WASHINGTON The Senate headed for a last-minute showdown over spending as Republicans vowed on Wednesday to block a bill laden with pet projects that would fund the entire U.S. government.
With prospects uncertain for the $1.1 trillion measure, lawmakers planned for a vote on Saturday, hours before funding expires for everything from nuclear submarines to national parks.
Senate Republicans blasted the bill as a crude Democratic attempt to push through funding for pet projects known as earmarks before the new year, when Republicans will wield greater clout in Washington.
Republicans also objected to the $8.3 billion worth of pet spending projects tucked into the bill, even though they personally requested many of the earmarks. Many voters view earmarks as a prime example of wasteful government spending, and Republicans vowed to renounce them after winning big in the November 2 congressional elections.
"We will reject any earmarks requested by us or anyone else because that's what the American people have said they want," said Republican Senator John Cornyn.
He has sponsored 51 earmarks worth $93.5 million in the bill, according to the watchdog group Taxpayers for Common Sense.
Republican Senator Jim DeMint, one of the chamber's most uncompromising conservatives, has threatened to require clerks to read the entire 1,924-page bill out loud, a process which could take days.
It is unclear whether Cornyn will be able to muster enough votes to block the bill. Republican Senator Bob Bennett told Reuters he will back the measure, and four others said they remain undecided.
The House of Representatives passed a substantially different funding bill last week. The two measures would have to be reconciled before current spending expires on Saturday at midnight EST (0500 GMT).
DEMOCRATS "CAUTIOUSLY OPTIMISTIC"
A Senate Democratic aide said he was "cautiously optimistic" that they will have the support they need to pass the bill.
The bill reflects the changed political climate in Washington as voters have become increasingly opposed to the aggressive spending measures Democrats have taken over the past few years to fight the deepest economic downturn since the Great Depression.
The bill would provide $29 billion less than Obama requested to fund the government until the next fiscal year begins in October 2011.
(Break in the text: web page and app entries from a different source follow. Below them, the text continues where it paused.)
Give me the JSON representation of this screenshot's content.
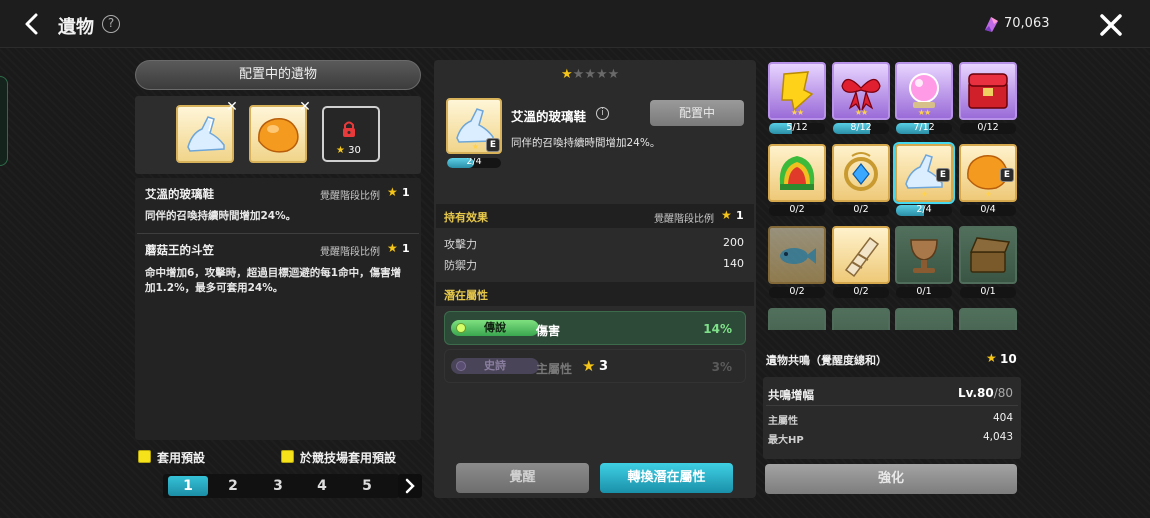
{
  "header": {
    "title": "遺物",
    "help_icon": "question-circle-icon",
    "currency_icon": "gem-icon",
    "currency_value": "70,063",
    "close_icon": "close-icon"
  },
  "left": {
    "equipped_title": "配置中的遺物",
    "locked_slot_stars": "30",
    "effects": [
      {
        "name": "艾溫的玻璃鞋",
        "ratio_label": "覺醒階段比例",
        "ratio_value": "1",
        "desc": "同伴的召喚持續時間增加24%。"
      },
      {
        "name": "蘑菇王的斗笠",
        "ratio_label": "覺醒階段比例",
        "ratio_value": "1",
        "desc": "命中增加6，攻擊時，超過目標迴避的每1命中，傷害增加1.2%，最多可套用24%。"
      }
    ],
    "preset_label": "套用預設",
    "arena_preset_label": "於競技場套用預設",
    "pages": [
      "1",
      "2",
      "3",
      "4",
      "5"
    ],
    "active_page": "1"
  },
  "detail": {
    "rating_filled": 1,
    "rating_total": 5,
    "name": "艾溫的玻璃鞋",
    "equip_state": "配置中",
    "desc": "同伴的召喚持續時間增加24%。",
    "count": "2/4",
    "count_progress": 0.5,
    "hold_title": "持有效果",
    "hold_ratio_label": "覺醒階段比例",
    "hold_ratio_value": "1",
    "stats": [
      {
        "label": "攻擊力",
        "value": "200"
      },
      {
        "label": "防禦力",
        "value": "140"
      }
    ],
    "latent_title": "潛在屬性",
    "latent": [
      {
        "grade": "傳說",
        "name": "傷害",
        "value": "14%"
      },
      {
        "grade": "史詩",
        "name": "主屬性",
        "value": "3%",
        "stars": "3"
      }
    ],
    "btn_awaken": "覺醒",
    "btn_convert": "轉換潛在屬性"
  },
  "grid": {
    "items": [
      {
        "icon": "golden-ticket-icon",
        "count": "5/12",
        "progress": 0.4167
      },
      {
        "icon": "red-ribbon-icon",
        "count": "8/12",
        "progress": 0.6667
      },
      {
        "icon": "crystal-orb-icon",
        "count": "7/12",
        "progress": 0.5833
      },
      {
        "icon": "red-treasure-chest-icon",
        "count": "0/12",
        "progress": 0
      },
      {
        "icon": "rainbow-shell-icon",
        "count": "0/2",
        "progress": 0
      },
      {
        "icon": "blue-gem-amulet-icon",
        "count": "0/2",
        "progress": 0
      },
      {
        "icon": "glass-slipper-icon",
        "count": "2/4",
        "progress": 0.5
      },
      {
        "icon": "mushroom-cap-icon",
        "count": "0/4",
        "progress": 0
      },
      {
        "icon": "blue-fish-icon",
        "count": "0/2",
        "progress": 0
      },
      {
        "icon": "bandage-scroll-icon",
        "count": "0/2",
        "progress": 0
      },
      {
        "icon": "bronze-chalice-icon",
        "count": "0/1",
        "progress": 0
      },
      {
        "icon": "open-chest-icon",
        "count": "0/1",
        "progress": 0
      }
    ]
  },
  "resonance": {
    "title": "遺物共鳴（覺醒度總和）",
    "value": "10",
    "amp_title": "共鳴增幅",
    "level": "Lv.80",
    "level_max": "/80",
    "rows": [
      {
        "label": "主屬性",
        "value": "404"
      },
      {
        "label": "最大HP",
        "value": "4,043"
      }
    ],
    "btn_enhance": "強化"
  }
}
It would freeze the salaries of nondefense federal employees through 2013 and prohibit the administration from bringing terrorism suspects held at the Guantanamo Bay prison camp in Cuba to the United States to face criminal trial.
The measure includes big budget increases for financial regulators to carry out their increased responsibilities under the Dodd-Frank reform of Wall Street, and $1 billion to begin implementing Obama's signature healthcare overhaul.
It includes $450 million to continue work on a second engine for the F-35 fighter plane, which the Pentagon has tried to kill for several years. Nevertheless, Defense Secretary Robert Gates said he supported the bill.
Congress is supposed to pass 12 individual spending bills to fund the government before the start of the fiscal year each October, but rarely manages to do so.
Congress has kept the government running on an extension of last year's budget, an approach that prevents agencies from doling out new research grants and launching other programs.
The Senate spending bill combines those 12 bills into one unwieldy package. Still, it would represent an improvement over the House version. That bill would essentially extend last year's budget through the rest of the current fiscal year, an approach that would make it difficult to shift funding to high-priority areas.
Republicans in both the House and the Senate want Congress to extend last year's budget only for a few months. That would give them a greater chance to enact the deep spending cuts they have promised.
(Editing by Xavier Briand)